The Perplexing GuardianA few days after LB moved on, I was offered another placement which was quickly withdrawn when my social worker realised that I was going on holiday over Christmas. This was a baby who was in the process of moving on to an adoptive placement and was already settled in a successful foster placement. Unfortunately, the current carers were going on holiday over Christmas week, and the Guardian had decided that the child couldn't possibly go with them as there might be important appointments for the child to attend relating to the adoption, and missing them due to holidays might delay the process. Yeah, because social services is all about having the important meetings during Christmas Week! The Guardian didn't want the child to have the disruption of going to respite care for the week so, to minimise that disruption, they had decided . . . wait for it . . . to uproot the child completely and put them into a new foster placement for the last few weeks before their adoption.
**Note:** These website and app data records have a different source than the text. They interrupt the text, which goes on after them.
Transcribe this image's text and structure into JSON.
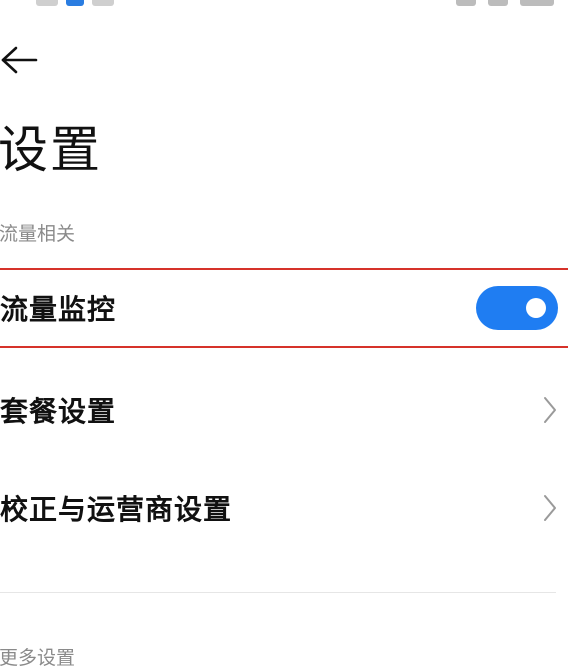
{
  "header": {
    "title": "设置"
  },
  "sections": {
    "traffic": {
      "header": "流量相关",
      "items": [
        {
          "label": "流量监控",
          "toggle_on": true
        },
        {
          "label": "套餐设置"
        },
        {
          "label": "校正与运营商设置"
        }
      ]
    },
    "more": {
      "header": "更多设置"
    }
  },
  "colors": {
    "accent": "#1f7df2",
    "highlight_border": "#d6322a",
    "section_header": "#8a8a8a"
  },
  "icons": {
    "back": "arrow-left-icon",
    "chevron": "chevron-right-icon"
  }
}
This last example troubles me particularly. I can see that the Guardian is trying to consider only the interests of the child in this scenario (albeit in a way that I find somewhat strange) but the fact is that there are other things that have to be considered. Foster carers are entitled to have access to respite care in order to take family holidays. We are entitled to it. And yet, both myself and this other foster family were being denied work in this scenario because the Guardian's interpretation of the best interests of the child meant that the child could neither go on the holiday, nor be placed in respite for one week.
I have had only two weeks of work in nearly six months. If Guardians are going to start refusing to place children because the foster carer is due a holiday, then it could be another two months before I get another placement. The fact is that if decisions are made that make it impossible for foster carers to get work, or unreasonable demands are continually placed on them when they do have work, then they are going to have to stop being foster carers. And how easy will it be to promote the best interests of the children when there are no carers for the children?